Measurements of Mode I Interlaminar Properties of Carbon Fiber Reinforced Polymers using Digital Image Correlation

Published: July 03, 2017

Author(s)

Matthias J. Merzkirch, Louise A. Ahure Powell, Timothy J. Foecke

Abstract

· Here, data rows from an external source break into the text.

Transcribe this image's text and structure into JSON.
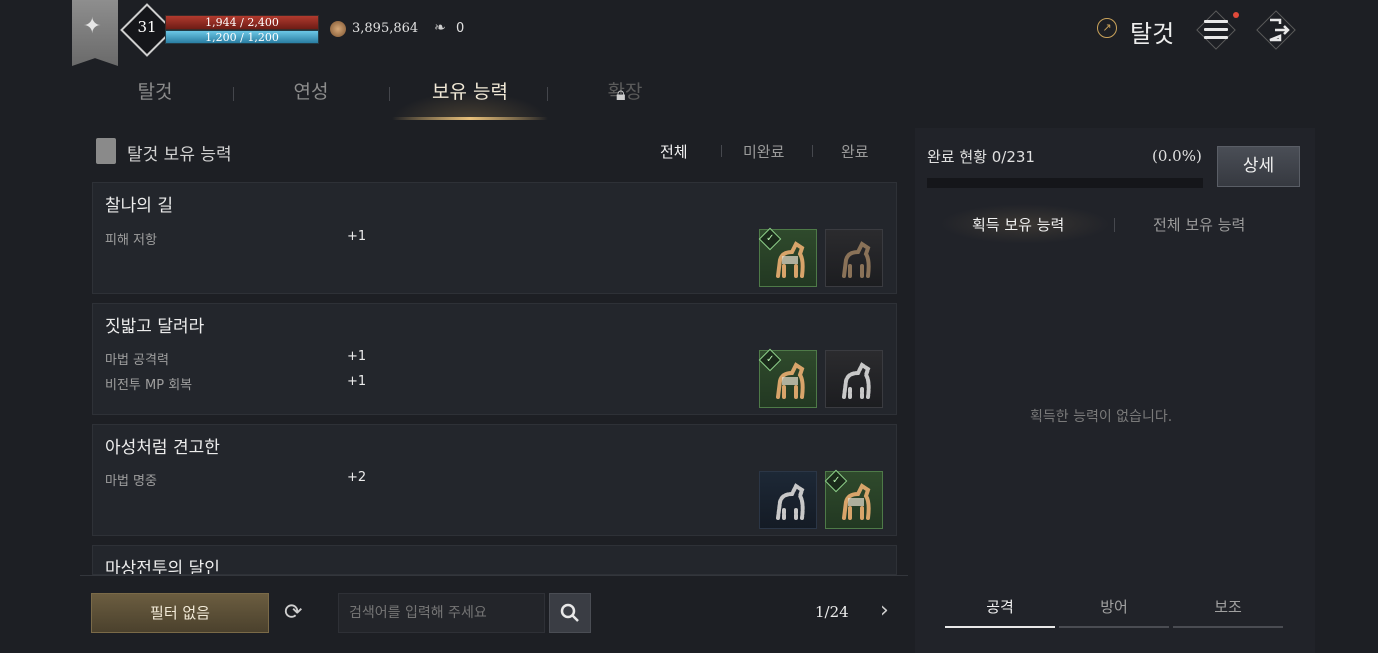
{
  "player": {
    "level": "31",
    "hp": "1,944 / 2,400",
    "hp_fraction": 0.81,
    "mp": "1,200 / 1,200",
    "mp_fraction": 1.0,
    "gold": "3,895,864",
    "wings": "0"
  },
  "header": {
    "title": "탈것",
    "title_icon": "external-link-icon",
    "menu_icon": "hamburger-menu-icon",
    "exit_icon": "exit-icon"
  },
  "tabs": [
    {
      "label": "탈것",
      "active": false
    },
    {
      "label": "연성",
      "active": false
    },
    {
      "label": "보유 능력",
      "active": true
    },
    {
      "label": "확장",
      "active": false,
      "locked": true
    }
  ],
  "section": {
    "title": "탈것 보유 능력",
    "filters": [
      "전체",
      "미완료",
      "완료"
    ],
    "active_filter": "전체"
  },
  "cards": [
    {
      "title": "찰나의 길",
      "stats": [
        {
          "name": "피해 저항",
          "value": "+1"
        }
      ],
      "mounts": [
        {
          "style": "green",
          "owned": true,
          "icon": "tan-horse-icon"
        },
        {
          "style": "dark",
          "owned": false,
          "icon": "brown-horse-icon"
        }
      ]
    },
    {
      "title": "짓밟고 달려라",
      "stats": [
        {
          "name": "마법 공격력",
          "value": "+1"
        },
        {
          "name": "비전투 MP 회복",
          "value": "+1"
        }
      ],
      "mounts": [
        {
          "style": "green",
          "owned": true,
          "icon": "tan-horse-icon"
        },
        {
          "style": "dark",
          "owned": false,
          "icon": "zebra-icon"
        }
      ]
    },
    {
      "title": "아성처럼 견고한",
      "stats": [
        {
          "name": "마법 명중",
          "value": "+2"
        }
      ],
      "mounts": [
        {
          "style": "navy",
          "owned": false,
          "icon": "zebra-icon"
        },
        {
          "style": "green",
          "owned": true,
          "icon": "tan-horse-icon"
        }
      ]
    },
    {
      "title": "마상전투의 달인",
      "stats": [],
      "mounts": []
    }
  ],
  "bottom": {
    "filter_button": "필터 없음",
    "search_placeholder": "검색어를 입력해 주세요",
    "page": "1/24"
  },
  "right_panel": {
    "progress_label": "완료 현황 0/231",
    "progress_percent": "(0.0%)",
    "progress_fraction": 0.0,
    "detail_button": "상세",
    "tabs": [
      "획득 보유 능력",
      "전체 보유 능력"
    ],
    "active_tab": "획득 보유 능력",
    "empty_message": "획득한 능력이 없습니다.",
    "bottom_tabs": [
      "공격",
      "방어",
      "보조"
    ],
    "active_bottom_tab": "공격"
  },
  "colors": {
    "background": "#1d1f24",
    "accent_gold": "#e8c07a",
    "owned_green": "#4e7a48",
    "hp_red": "#b23a2e",
    "mp_blue": "#6cc7e6"
  }
}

Numerical models based on cohesive zones are usually used to model and simulate the mechanical behavior of laminated carbon fiber reinforced polymers (CFRP) in automotive and aerospace applications. The codes of these models require different interlaminar properties under single and combined loading conditions. The current work focuses on determining the interlaminar energy release rate (GI) under Mode I loading of a double cantilever beam (DCB) specimen of unidirectional CFRP, serving as reference material. The novelty of the investigation lies within the improvement of the testing methodology by introducing digital image correlation (DIC) as an extensometer. This tool allows for crack growth measurement, phenomenological visualization and quantification of different effects under Mode I loading. Multiple methodologies from different international standards and further common techniques for the determination of the evolution of GI as crack resistance (R-)curves are compared. Primarily metrological sources of uncertainty - in contrast to material specific related uncertainties - will be discussed as a sensitivity analysis. Additionally, the current work offers a detailed insight into the constraints and assumptions as well as an exploration of different methods for the determination of further material parameters with the help of DIC. The main aim is an improvement of the measurement and an increase in the reliability of measured data as a future outlook for rate dependent testing for crashworthiness simulations.
Proceedings Title: 21. Symposium Verbundwerkstoffe und Werkstoffverbunde
Volume: 742
Conference Dates: July 5-7, 2017
Conference Location: Bremen, -1
Pub Type: Conferences

Keywords

R-curve, crack tip tracking, fracture toughness, DIC, DCB, Standards, Metrology, PMC
Created July 03, 2017, Updated March 12, 2019